[Opening Records for the exercise section]

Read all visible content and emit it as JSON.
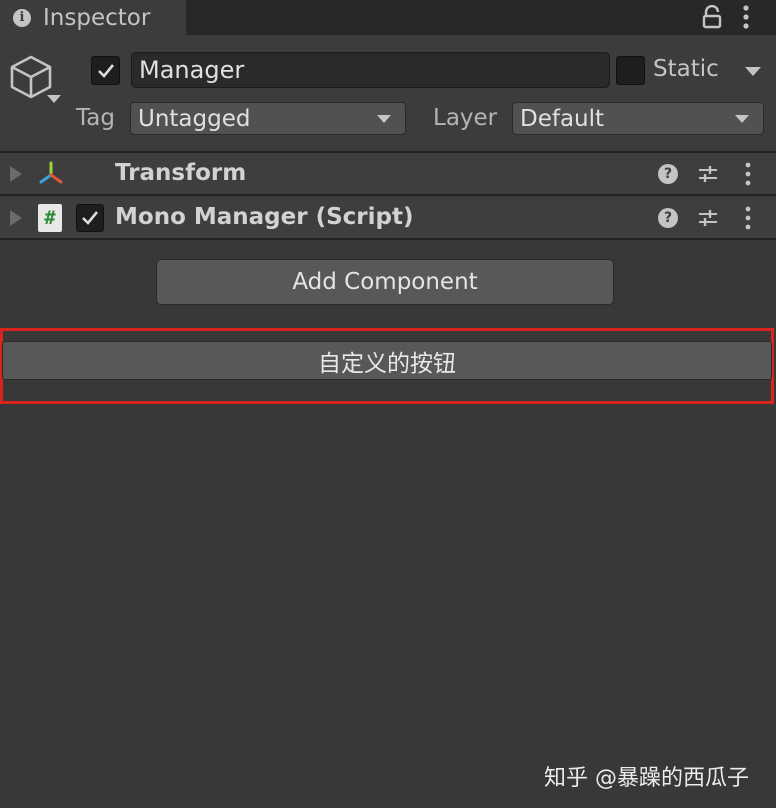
{
  "tab": {
    "title": "Inspector",
    "info_glyph": "i",
    "icon": "info-icon"
  },
  "header": {
    "object_name": "Manager",
    "active": true,
    "static_label": "Static",
    "static_checked": false,
    "tag_label": "Tag",
    "tag_value": "Untagged",
    "layer_label": "Layer",
    "layer_value": "Default"
  },
  "components": [
    {
      "title": "Transform",
      "icon": "transform-axes-icon"
    },
    {
      "title": "Mono Manager (Script)",
      "icon": "csharp-script-icon",
      "script_glyph": "#",
      "enabled": true
    }
  ],
  "help_glyph": "?",
  "add_component_label": "Add Component",
  "custom_button_label": "自定义的按钮",
  "watermark": "知乎 @暴躁的西瓜子",
  "colors": {
    "panel_bg": "#383838",
    "header_bg": "#3c3c3c",
    "button_bg": "#585858",
    "highlight_border": "#d9251d",
    "script_hash": "#2e8b3a"
  }
}
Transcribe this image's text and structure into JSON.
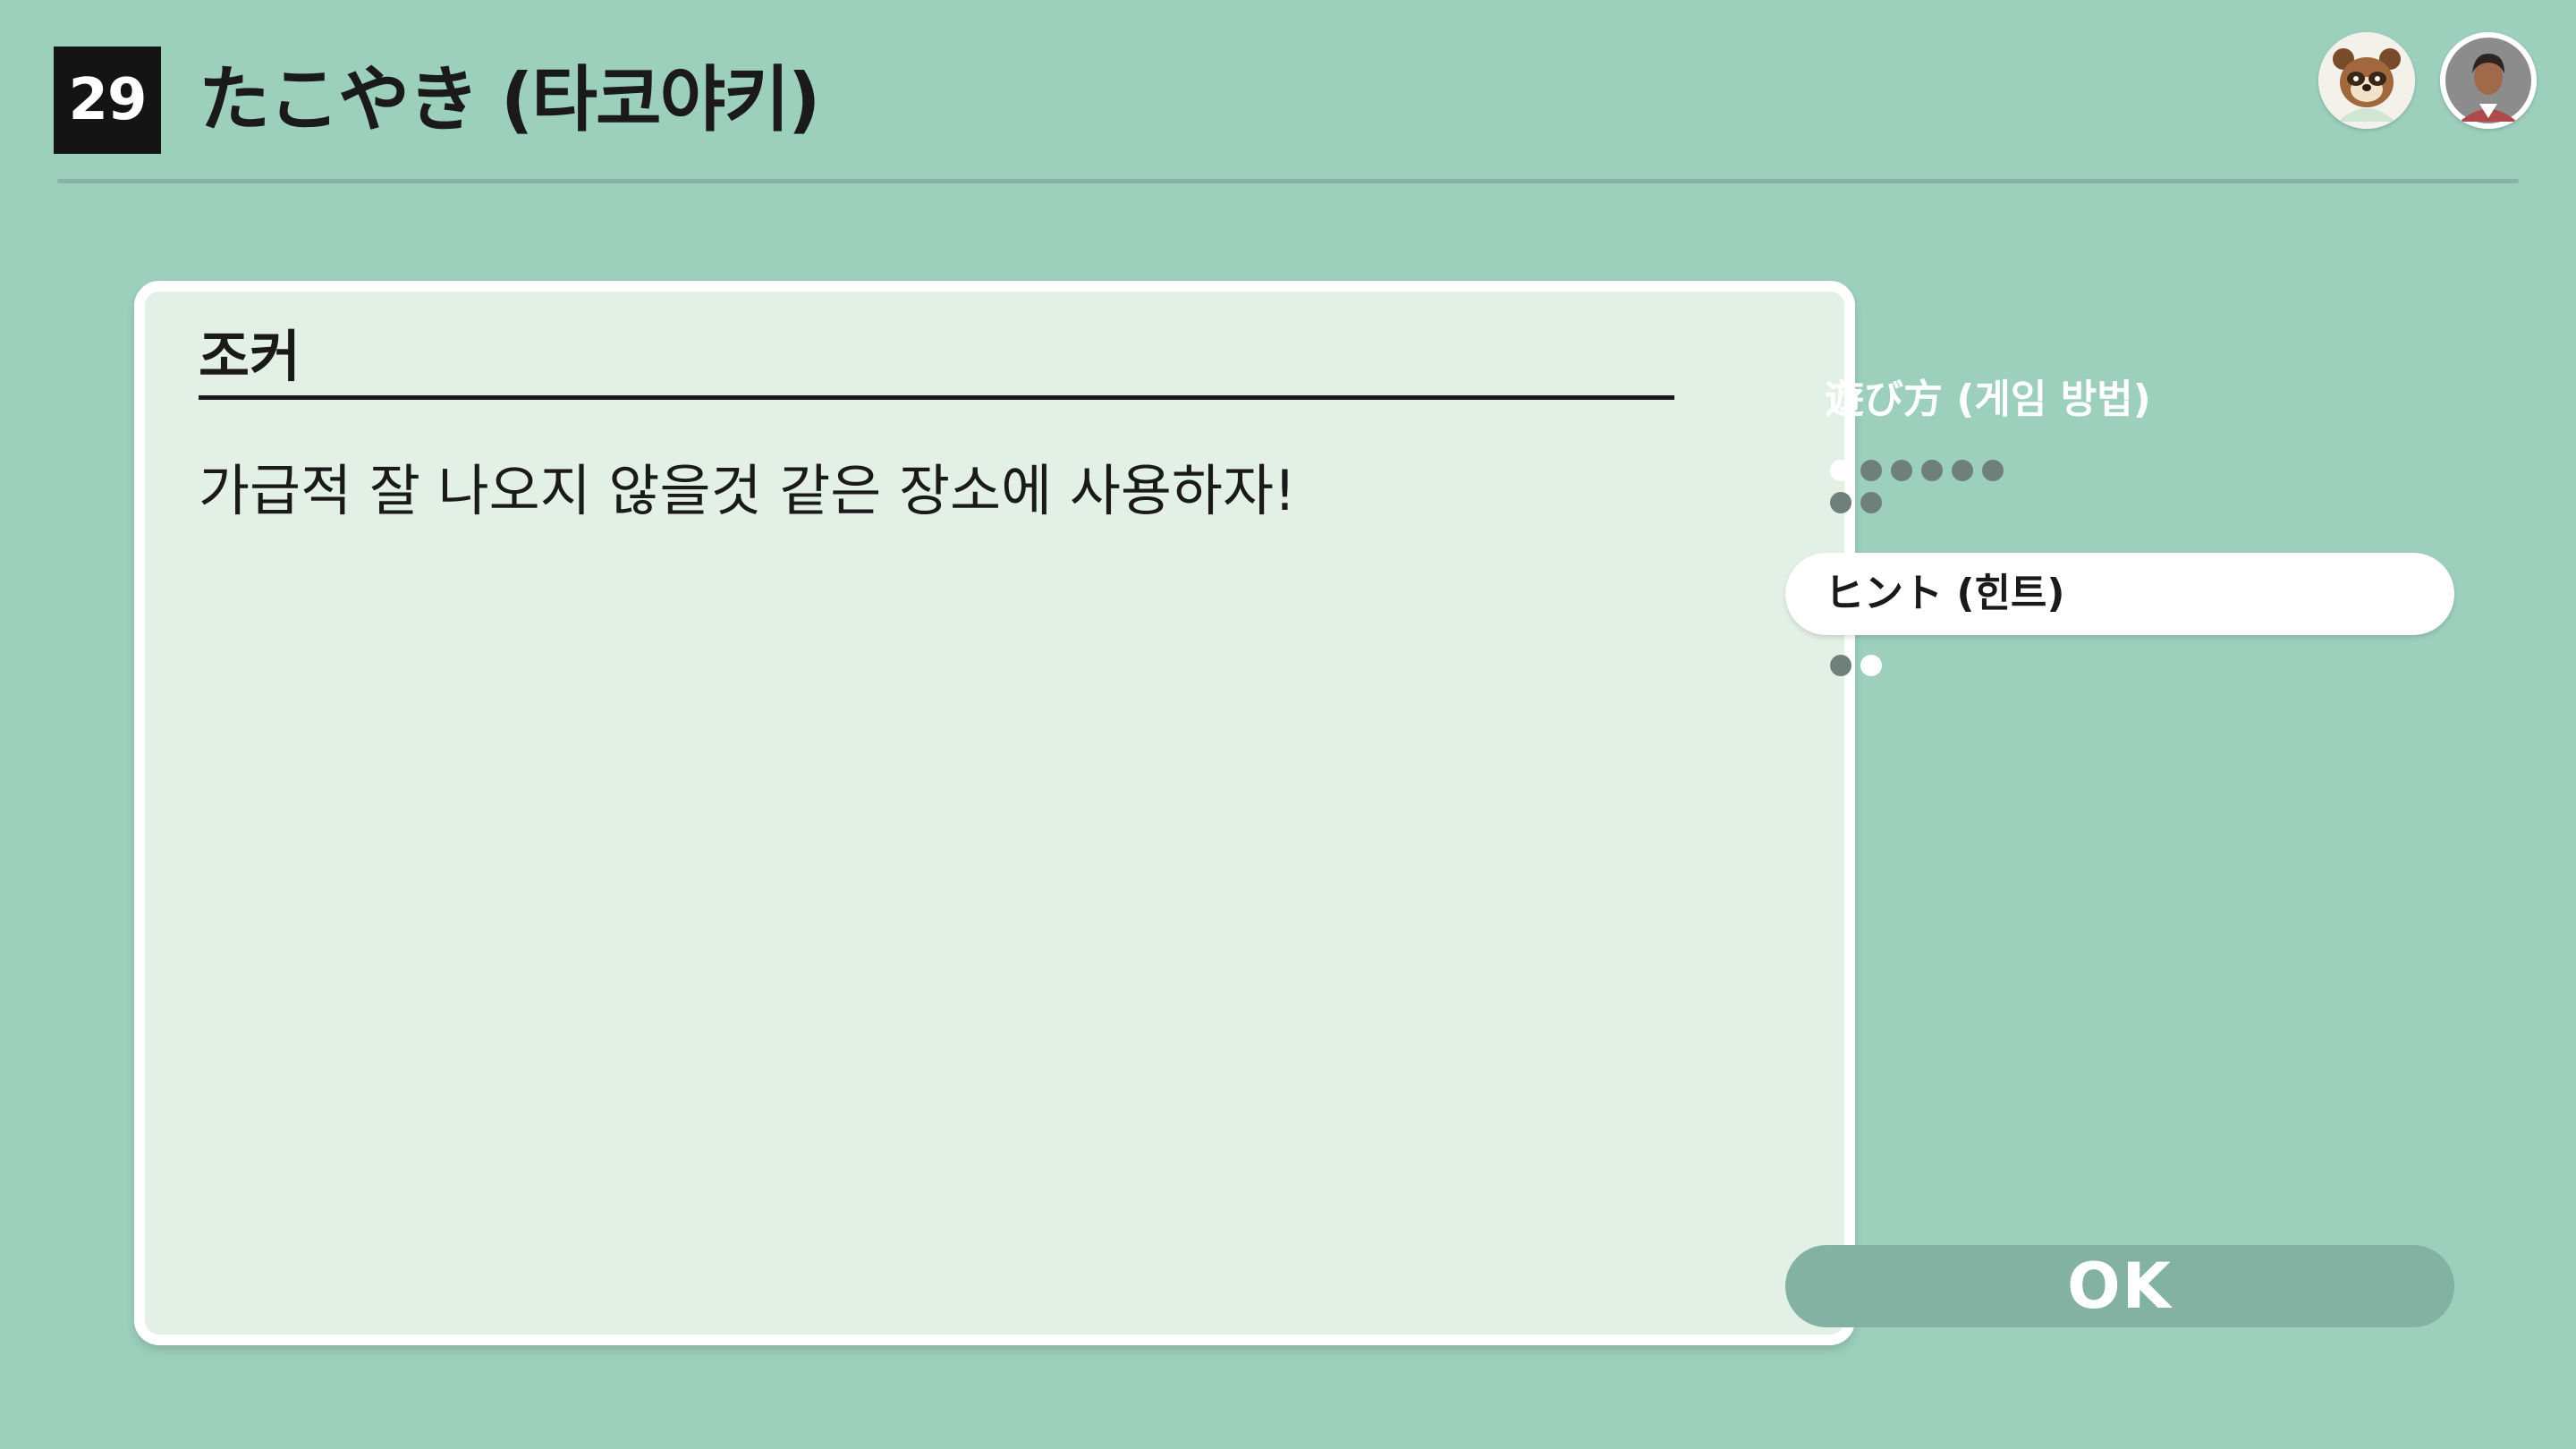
{
  "header": {
    "game_number": "29",
    "title": "たこやき (타코야키)"
  },
  "avatars": [
    {
      "icon": "tanuki-character-icon"
    },
    {
      "icon": "user-profile-icon"
    }
  ],
  "card": {
    "title": "조커",
    "body": "가급적 잘 나오지 않을것 같은 장소에 사용하자!"
  },
  "menu": {
    "how_to_play": {
      "label": "遊び方 (게임 방법)",
      "pages_total": 8,
      "page_active": 0
    },
    "hint": {
      "label": "ヒント (힌트)",
      "pages_total": 2,
      "page_active": 1
    }
  },
  "ok_button": {
    "label": "OK"
  },
  "colors": {
    "background": "#9dcfbd",
    "card_background": "#e3f0e6",
    "ok_button": "#83b2a2",
    "dot_inactive": "#6f7f79",
    "dot_active": "#ffffff"
  }
}
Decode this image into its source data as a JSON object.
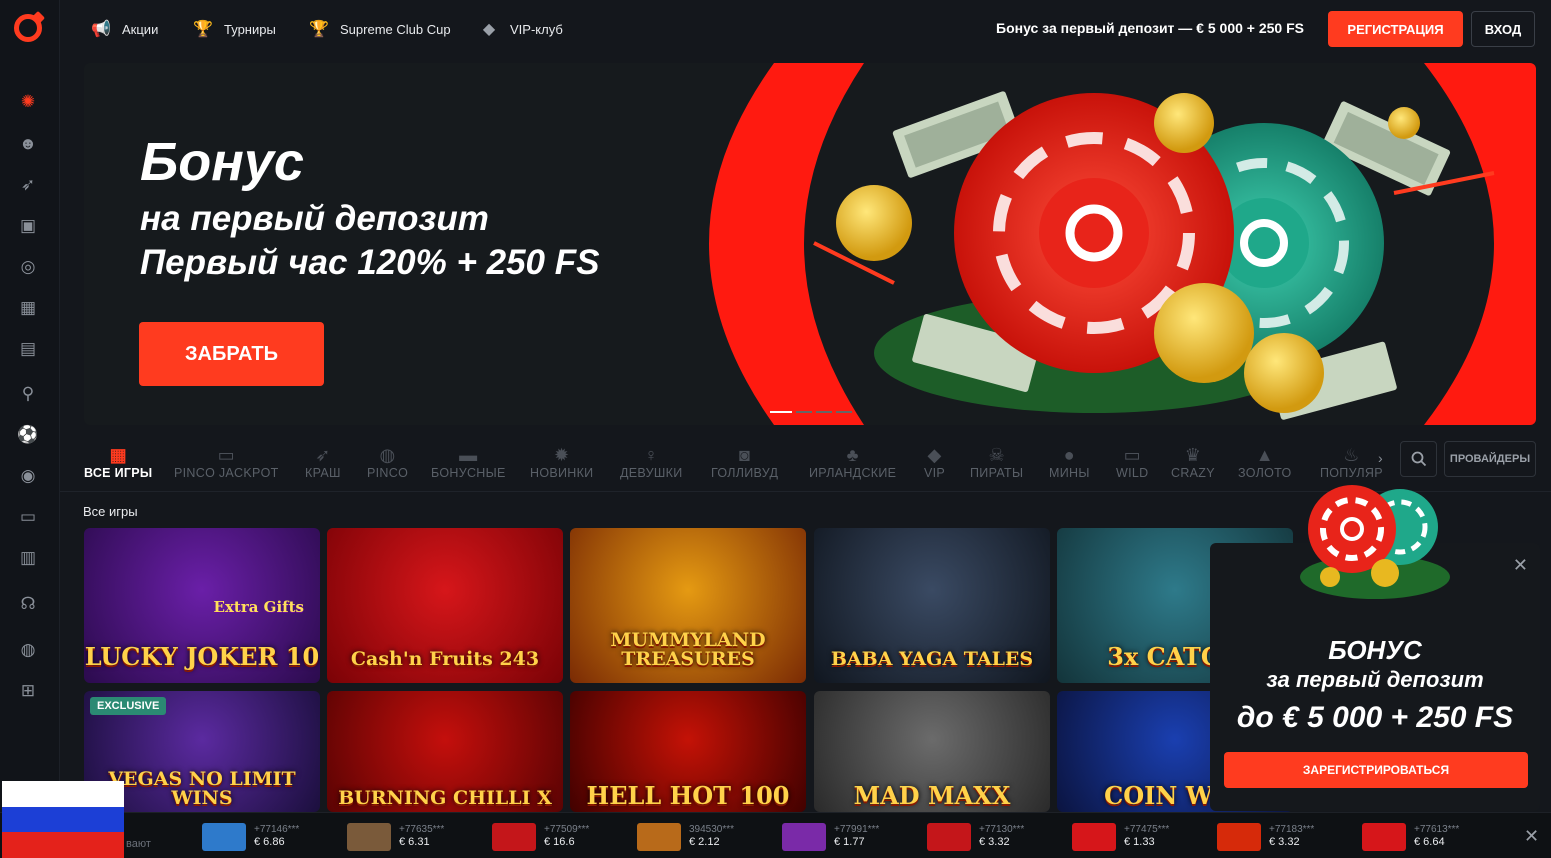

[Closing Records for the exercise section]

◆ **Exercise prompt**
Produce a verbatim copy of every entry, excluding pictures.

◆ **Answer section**
Read all visible content and emit it as JSON.
{
  "tab": {
    "title": "Inspector",
    "info_glyph": "i",
    "icon": "info-icon"
  },
  "header": {
    "object_name": "Manager",
    "active": true,
    "static_label": "Static",
    "static_checked": false,
    "tag_label": "Tag",
    "tag_value": "Untagged",
    "layer_label": "Layer",
    "layer_value": "Default"
  },
  "components": [
    {
      "title": "Transform",
      "icon": "transform-axes-icon"
    },
    {
      "title": "Mono Manager (Script)",
      "icon": "csharp-script-icon",
      "script_glyph": "#",
      "enabled": true
    }
  ],
  "help_glyph": "?",
  "add_component_label": "Add Component",
  "custom_button_label": "自定义的按钮",
  "watermark": "知乎 @暴躁的西瓜子",
  "colors": {
    "panel_bg": "#383838",
    "header_bg": "#3c3c3c",
    "button_bg": "#585858",
    "highlight_border": "#d9251d",
    "script_hash": "#2e8b3a"
  }
}
Transcribe this image's text and structure into JSON.
{
  "header": {
    "game_number": "29",
    "title": "たこやき (타코야키)"
  },
  "avatars": [
    {
      "icon": "tanuki-character-icon"
    },
    {
      "icon": "user-profile-icon"
    }
  ],
  "card": {
    "title": "조커",
    "body": "가급적 잘 나오지 않을것 같은 장소에 사용하자!"
  },
  "menu": {
    "how_to_play": {
      "label": "遊び方 (게임 방법)",
      "pages_total": 8,
      "page_active": 0
    },
    "hint": {
      "label": "ヒント (힌트)",
      "pages_total": 2,
      "page_active": 1
    }
  },
  "ok_button": {
    "label": "OK"
  },
  "colors": {
    "background": "#9dcfbd",
    "card_background": "#e3f0e6",
    "ok_button": "#83b2a2",
    "dot_inactive": "#6f7f79",
    "dot_active": "#ffffff"
  }
}
Decode this image into its source data as a JSON object.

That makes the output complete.